James M. Allan
FORT ROSS COVE: HISTORICAL AND ARCHAEOLOGICAL RESEARCH TO IDENTIFY THE REMAINS OF CALIFORNIA'S FIRST SHIPYARD.
(Under the direction of Professor Gordon P. Watts, Jr.) Department of History, Program in Maritime History and Nautical Archaeology, August 1996.
This site report describes the research issues, methodology, and results of historical and archaeological investigations undertaken during the summers of 1990, 1991, 1992 at Fort Ross State Historic Park, site of the first shipyard in California. Established by the Russian-American Company, the shipyard was used to build six sailing vessels between 1816 and 1827. Each was declared unseaworthy within six years of its launching, leading to the closure of the yard in 1827. The historic literature generally attributes the poor durability of the ships to one of three different factors: 1) the wood used in their construction was unsuitable for the application; 2) that it was improperly prepared, and 3) that the skill and experience of the builders was not sufficient to the task.

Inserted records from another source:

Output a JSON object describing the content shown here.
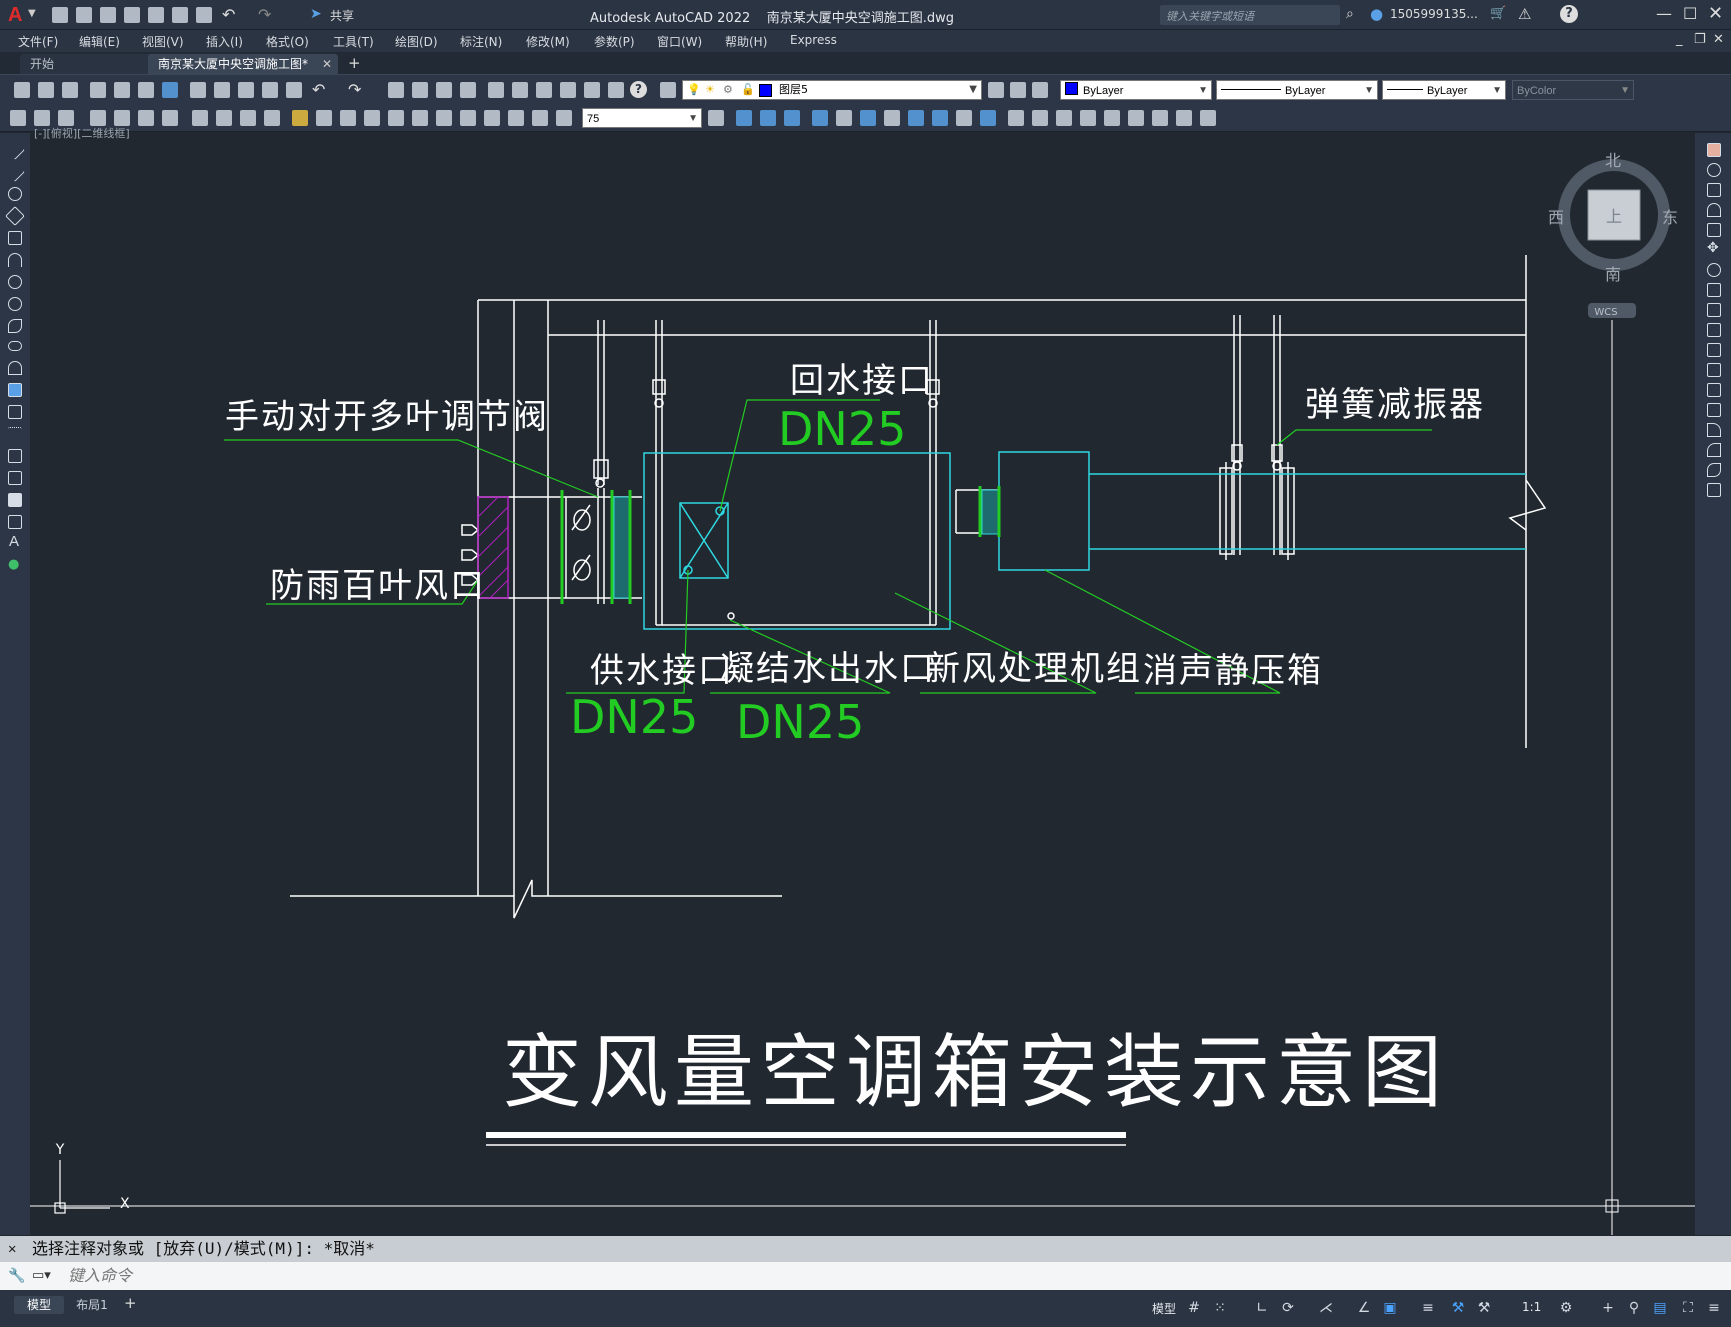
{
  "app": {
    "title": "Autodesk AutoCAD 2022    南京某大厦中央空调施工图.dwg",
    "search_placeholder": "键入关键字或短语",
    "user": "1505999135...",
    "share": "共享"
  },
  "menu": [
    "文件(F)",
    "编辑(E)",
    "视图(V)",
    "插入(I)",
    "格式(O)",
    "工具(T)",
    "绘图(D)",
    "标注(N)",
    "修改(M)",
    "参数(P)",
    "窗口(W)",
    "帮助(H)",
    "Express"
  ],
  "tabs": {
    "start": "开始",
    "document": "南京某大厦中央空调施工图*",
    "add": "+"
  },
  "toolbar": {
    "layer": "图层5",
    "color": "ByLayer",
    "linetype": "ByLayer",
    "lineweight": "ByLayer",
    "plotstyle": "ByColor",
    "dimscale": "75",
    "color_swatch": "#0000ff"
  },
  "viewport": {
    "label": "[-][俯视][二维线框]"
  },
  "viewcube": {
    "north": "北",
    "south": "南",
    "east": "东",
    "west": "西",
    "top": "上",
    "wcs": "WCS"
  },
  "ucs": {
    "x": "X",
    "y": "Y"
  },
  "drawing": {
    "labels": {
      "damper": "手动对开多叶调节阀",
      "louver": "防雨百叶风口",
      "return": "回水接口",
      "return_dn": "DN25",
      "spring": "弹簧减振器",
      "supply": "供水接口",
      "supply_dn": "DN25",
      "condensate": "凝结水出水口",
      "condensate_dn": "DN25",
      "ahu": "新风处理机组",
      "silencer": "消声静压箱"
    },
    "title": "变风量空调箱安装示意图"
  },
  "command": {
    "history": "选择注释对象或 [放弃(U)/模式(M)]: *取消*",
    "placeholder": "键入命令"
  },
  "status": {
    "model_tab": "模型",
    "layout_tab": "布局1",
    "add": "+",
    "model": "模型",
    "scale": "1:1"
  }
}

In an effort to determine to what extent each of these factors contributed to the discontinuation of the shipbuilding industry, historical and archaeological research was undertaken to determine if any subsurface evidence of the shipyard exists. As none of the ships built at Ross survived, research questions were directed at the archaeological remains of the shipyard in which they were built. Questions regarding the placement and configuration of the shipyard facilities, the level of craftsmanship employed in its construction, and the interactions of the multiethnic workforce of Russian aristocrat, Russian peasant, native Alaskan, and native Californian that comprised the yard's construction crews were developed to assess the arguments regarding the failure of the shipyard.

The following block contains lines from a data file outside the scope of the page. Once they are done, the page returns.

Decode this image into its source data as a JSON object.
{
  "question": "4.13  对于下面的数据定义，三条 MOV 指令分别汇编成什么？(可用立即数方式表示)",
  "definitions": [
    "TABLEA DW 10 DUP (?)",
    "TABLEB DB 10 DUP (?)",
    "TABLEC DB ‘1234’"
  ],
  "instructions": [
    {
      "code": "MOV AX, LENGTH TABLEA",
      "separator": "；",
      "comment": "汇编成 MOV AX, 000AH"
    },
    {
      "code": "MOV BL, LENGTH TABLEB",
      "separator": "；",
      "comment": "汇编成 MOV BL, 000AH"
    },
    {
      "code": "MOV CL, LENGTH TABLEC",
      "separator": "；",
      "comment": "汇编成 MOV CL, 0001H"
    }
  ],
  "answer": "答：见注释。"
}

Remote sensing surveys and limited subsurface testing of magnetic anomalies comprised the archaeological research. Although no specific evidence of the shipyard has been identified to date, the previously unborn location of a historic building, probably associated with the shipyard, was determined as a result of the surveys. Subsurface archaeological testing of this location, and a number of significant magnetic anomalies identified during the remote sensing surveys, is to be undertaken in the fall of 1996.